Inventory is an investment, but you’ll never get the value of it if it’s only growing.
Holding Inventory is Risky
You see, holding inventory has its risks. If you hold onto it for too long, it can become obsolete, it can spoil, it can get destroyed and it’s more likely to get misplaced. Let me translate these into personal wardrobe experiences.
Obsolete: It’s a new style every season in the fashion world. So if clothing is obsolete every three months, why do you have a seven-year inventory of clothing? You won’t get value if you are shopping to keep up with the style changes.
Plan on having children? My sense of self-preservation tells me to stop here.
Spoil: Ok, this one isn’t all that common for clothing. However, if you have part of your wardrobe sitting in a box in the basement or attic, it does run the risk of molding from moisture or heat. Wool risks being eaten by moths. Clothing does require a minimal amount of care and that care takes up space. For some, it’s a lot of space and that’s a cost in itself.
Destroyed: It might not be a likely event, but what if there was a flood or fire? A 20 year hoard of clothing isn’t just large. It’s a pain and expensive to replace in the event of catastrophe.
Misplaced: Where’s your favorite shirt and will you ever find it in the sea of all that clothing? The more you have, the harder it is to keep track of things. Disorganization keeps you from getting value in your clothing inventory. It also is harder to monitor siblings and young adult children who are raiding your closet to improve their own fashion inventory.
Managing your clothing inventory is essential to taking advantage of the deals you’ve been shopping.
Know When You Have Too Much Inventory
If you want to make sure you aren’t letting your closet grow out of control, here are some things to do that will help you recognize when you might be hoarding clothing instead of investing.
1. Are you running out of space? It could be that you just didn’t have enough space to begin with. Fine. However, if you have a healthy level of clothing in your closet at one point, but now are starting to invade ‘his’ side of the closet. You are probably hoarding more than investing.

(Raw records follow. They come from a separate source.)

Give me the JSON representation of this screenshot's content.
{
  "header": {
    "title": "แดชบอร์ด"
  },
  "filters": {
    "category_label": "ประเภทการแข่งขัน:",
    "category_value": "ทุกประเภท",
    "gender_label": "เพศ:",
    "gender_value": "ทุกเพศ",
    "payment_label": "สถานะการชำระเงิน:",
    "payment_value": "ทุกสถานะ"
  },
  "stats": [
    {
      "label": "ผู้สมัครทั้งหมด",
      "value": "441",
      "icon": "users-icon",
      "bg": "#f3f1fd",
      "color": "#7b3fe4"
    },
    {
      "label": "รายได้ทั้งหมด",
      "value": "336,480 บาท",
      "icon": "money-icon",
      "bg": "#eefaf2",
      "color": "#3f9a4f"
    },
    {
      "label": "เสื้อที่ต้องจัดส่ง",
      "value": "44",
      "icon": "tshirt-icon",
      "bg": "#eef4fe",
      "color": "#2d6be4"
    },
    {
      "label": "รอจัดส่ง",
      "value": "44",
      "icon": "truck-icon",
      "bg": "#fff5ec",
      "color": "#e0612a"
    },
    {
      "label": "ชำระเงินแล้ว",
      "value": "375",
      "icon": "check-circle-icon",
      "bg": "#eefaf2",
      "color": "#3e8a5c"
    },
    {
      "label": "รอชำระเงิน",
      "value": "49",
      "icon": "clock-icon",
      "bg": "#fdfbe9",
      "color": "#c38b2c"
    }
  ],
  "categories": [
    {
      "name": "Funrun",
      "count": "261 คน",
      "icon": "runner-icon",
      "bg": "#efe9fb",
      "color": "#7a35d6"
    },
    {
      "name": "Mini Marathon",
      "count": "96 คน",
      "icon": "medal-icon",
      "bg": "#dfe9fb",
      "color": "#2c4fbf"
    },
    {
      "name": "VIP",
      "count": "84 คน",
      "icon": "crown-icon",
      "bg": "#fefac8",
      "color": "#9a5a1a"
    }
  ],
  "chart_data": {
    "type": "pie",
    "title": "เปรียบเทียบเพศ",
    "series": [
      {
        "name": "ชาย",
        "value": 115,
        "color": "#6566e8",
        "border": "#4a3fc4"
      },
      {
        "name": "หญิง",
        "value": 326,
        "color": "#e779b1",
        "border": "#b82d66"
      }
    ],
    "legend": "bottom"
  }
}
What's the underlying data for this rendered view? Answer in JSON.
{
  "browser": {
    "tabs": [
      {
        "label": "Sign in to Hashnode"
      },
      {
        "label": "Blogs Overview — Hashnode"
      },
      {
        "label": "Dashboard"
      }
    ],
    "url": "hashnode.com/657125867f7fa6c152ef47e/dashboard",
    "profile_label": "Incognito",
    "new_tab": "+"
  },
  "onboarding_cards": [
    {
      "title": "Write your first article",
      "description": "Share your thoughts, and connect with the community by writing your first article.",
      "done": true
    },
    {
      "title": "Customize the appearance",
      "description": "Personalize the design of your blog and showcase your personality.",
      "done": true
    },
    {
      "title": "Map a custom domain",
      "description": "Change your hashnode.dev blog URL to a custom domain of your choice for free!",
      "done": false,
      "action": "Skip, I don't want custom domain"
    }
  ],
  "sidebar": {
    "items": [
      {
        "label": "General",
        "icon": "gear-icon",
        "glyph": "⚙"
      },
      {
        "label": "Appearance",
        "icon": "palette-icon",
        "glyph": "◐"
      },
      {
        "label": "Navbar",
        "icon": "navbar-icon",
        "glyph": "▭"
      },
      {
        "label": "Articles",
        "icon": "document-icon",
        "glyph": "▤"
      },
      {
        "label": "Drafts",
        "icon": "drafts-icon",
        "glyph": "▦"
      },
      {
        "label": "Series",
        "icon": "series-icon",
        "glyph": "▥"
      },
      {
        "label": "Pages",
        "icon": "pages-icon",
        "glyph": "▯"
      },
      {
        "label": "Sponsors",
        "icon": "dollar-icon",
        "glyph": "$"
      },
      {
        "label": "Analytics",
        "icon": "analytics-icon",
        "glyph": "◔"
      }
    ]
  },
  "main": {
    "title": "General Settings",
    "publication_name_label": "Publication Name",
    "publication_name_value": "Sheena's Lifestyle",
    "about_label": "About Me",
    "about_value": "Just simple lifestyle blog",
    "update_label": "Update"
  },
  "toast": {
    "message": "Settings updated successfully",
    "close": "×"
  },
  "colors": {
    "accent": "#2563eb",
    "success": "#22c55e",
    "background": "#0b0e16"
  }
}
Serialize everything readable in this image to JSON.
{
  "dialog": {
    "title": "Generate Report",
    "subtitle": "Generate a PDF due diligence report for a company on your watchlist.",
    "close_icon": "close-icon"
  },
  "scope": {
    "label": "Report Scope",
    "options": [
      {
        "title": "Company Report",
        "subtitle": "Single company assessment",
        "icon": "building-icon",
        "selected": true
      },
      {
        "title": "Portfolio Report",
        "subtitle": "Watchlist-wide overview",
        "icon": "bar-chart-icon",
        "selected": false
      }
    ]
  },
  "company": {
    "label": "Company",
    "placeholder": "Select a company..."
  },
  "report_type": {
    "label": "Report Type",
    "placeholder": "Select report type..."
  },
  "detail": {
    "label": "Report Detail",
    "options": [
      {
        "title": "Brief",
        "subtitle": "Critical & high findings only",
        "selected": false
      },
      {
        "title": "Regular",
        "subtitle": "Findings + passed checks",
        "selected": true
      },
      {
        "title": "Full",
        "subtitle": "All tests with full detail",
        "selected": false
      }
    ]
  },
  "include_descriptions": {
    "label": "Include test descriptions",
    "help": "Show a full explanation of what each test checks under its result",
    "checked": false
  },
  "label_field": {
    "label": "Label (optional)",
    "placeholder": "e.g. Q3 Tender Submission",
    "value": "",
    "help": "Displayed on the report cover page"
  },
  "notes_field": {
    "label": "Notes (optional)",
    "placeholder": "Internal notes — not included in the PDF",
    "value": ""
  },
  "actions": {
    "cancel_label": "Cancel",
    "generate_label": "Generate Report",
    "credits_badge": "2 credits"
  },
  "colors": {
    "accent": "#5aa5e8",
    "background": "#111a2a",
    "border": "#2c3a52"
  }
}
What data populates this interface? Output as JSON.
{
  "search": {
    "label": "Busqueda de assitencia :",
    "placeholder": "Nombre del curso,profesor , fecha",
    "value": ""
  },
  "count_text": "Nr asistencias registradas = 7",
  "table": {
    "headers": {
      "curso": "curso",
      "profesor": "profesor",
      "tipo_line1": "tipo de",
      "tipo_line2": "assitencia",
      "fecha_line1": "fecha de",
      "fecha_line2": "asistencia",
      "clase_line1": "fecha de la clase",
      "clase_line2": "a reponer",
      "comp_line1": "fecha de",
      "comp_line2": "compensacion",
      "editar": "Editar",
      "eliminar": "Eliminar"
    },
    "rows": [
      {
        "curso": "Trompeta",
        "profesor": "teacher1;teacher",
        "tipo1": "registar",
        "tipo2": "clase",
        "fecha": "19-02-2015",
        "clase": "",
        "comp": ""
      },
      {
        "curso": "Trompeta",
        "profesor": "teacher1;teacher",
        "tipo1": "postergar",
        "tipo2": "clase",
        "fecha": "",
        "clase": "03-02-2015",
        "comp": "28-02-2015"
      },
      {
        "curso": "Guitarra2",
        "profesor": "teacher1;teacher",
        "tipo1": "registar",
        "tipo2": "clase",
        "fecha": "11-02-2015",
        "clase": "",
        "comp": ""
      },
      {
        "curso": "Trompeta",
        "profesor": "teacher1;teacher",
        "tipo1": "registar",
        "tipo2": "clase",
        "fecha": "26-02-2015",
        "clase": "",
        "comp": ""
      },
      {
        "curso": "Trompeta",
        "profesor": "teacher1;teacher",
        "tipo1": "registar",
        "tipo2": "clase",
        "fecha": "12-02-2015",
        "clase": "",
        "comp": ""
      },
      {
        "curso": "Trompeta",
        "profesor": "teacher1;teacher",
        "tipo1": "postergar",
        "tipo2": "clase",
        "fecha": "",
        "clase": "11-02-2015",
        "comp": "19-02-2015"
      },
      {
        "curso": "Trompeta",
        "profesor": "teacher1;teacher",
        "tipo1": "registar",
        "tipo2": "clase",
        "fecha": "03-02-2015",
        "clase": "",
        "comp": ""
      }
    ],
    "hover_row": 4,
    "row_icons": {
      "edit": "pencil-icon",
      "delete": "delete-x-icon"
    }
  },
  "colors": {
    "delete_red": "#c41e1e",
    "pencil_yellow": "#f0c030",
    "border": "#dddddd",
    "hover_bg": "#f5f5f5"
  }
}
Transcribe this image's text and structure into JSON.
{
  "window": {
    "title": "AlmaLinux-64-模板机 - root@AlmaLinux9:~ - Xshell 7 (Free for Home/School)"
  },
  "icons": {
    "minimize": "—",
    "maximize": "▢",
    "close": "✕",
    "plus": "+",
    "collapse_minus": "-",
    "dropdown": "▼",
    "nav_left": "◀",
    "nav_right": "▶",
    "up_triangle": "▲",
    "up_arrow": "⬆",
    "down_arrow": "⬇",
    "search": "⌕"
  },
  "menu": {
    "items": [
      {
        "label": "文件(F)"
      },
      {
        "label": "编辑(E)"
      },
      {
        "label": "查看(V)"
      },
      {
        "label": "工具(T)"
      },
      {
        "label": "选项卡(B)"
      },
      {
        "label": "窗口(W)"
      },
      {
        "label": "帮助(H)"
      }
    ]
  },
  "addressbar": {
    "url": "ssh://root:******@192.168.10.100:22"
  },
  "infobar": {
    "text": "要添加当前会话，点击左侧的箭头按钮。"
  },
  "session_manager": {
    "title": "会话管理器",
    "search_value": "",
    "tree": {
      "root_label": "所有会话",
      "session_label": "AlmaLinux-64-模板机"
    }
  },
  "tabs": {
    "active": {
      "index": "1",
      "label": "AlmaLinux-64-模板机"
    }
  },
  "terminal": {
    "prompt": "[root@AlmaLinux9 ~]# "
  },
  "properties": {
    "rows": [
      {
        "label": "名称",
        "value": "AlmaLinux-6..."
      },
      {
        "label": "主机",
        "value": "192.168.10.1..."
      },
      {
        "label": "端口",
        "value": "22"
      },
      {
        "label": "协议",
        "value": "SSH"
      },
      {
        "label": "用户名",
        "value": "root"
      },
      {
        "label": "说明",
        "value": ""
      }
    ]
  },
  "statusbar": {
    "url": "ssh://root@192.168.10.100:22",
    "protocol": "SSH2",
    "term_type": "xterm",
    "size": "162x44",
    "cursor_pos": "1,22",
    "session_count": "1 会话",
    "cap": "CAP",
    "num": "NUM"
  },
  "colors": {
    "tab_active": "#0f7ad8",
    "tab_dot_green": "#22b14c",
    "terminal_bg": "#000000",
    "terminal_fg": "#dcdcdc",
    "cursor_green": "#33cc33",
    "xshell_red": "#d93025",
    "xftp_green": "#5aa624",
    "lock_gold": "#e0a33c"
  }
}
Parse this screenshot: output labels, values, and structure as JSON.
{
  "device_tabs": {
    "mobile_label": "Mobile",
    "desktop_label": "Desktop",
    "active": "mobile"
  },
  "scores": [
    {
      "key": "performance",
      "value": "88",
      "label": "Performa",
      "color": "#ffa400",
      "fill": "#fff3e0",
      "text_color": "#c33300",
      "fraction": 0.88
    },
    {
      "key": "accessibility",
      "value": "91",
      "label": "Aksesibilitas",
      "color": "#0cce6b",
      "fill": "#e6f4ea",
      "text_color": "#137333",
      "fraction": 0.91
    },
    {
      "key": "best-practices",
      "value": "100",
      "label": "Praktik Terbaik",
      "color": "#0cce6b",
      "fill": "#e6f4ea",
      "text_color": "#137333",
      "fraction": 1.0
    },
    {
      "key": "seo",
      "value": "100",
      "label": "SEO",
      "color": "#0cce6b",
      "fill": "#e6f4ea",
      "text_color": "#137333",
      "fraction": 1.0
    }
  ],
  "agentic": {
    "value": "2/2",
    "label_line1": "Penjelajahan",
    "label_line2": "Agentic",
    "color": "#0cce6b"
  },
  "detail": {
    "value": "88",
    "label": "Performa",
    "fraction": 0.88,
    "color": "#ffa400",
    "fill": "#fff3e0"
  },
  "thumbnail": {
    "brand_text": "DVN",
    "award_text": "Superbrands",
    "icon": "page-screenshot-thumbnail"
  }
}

2. What’s the oldest section of your closet? Granted, you may always run across a 15-year old top every now and then, but what’s the overall life span, and does is seem like the span is growing from year to year?
3. Are you always finding lost clothing? I’m happy that you located the pants that have been missing for two years, but regularly finding your clothes is a sign that you are beyond the size of inventory that you can handle.
Of course, it should be noted that many shoppers buy clothes to satisfy a psychological urge and those problems need to be addressed. No sale can justify it and no amount of inventory control will fix it. However, shopping for sales can lower your total clothing costs, but you need to understand how to use this type of shopping if you actually want to cash in on the savings.
Shopping can be good; it is purchasing that can be unhealthy or imprudent.
Do you think that you are shopping just to expand your "inventory?" Do you consider the items you buy "investments?"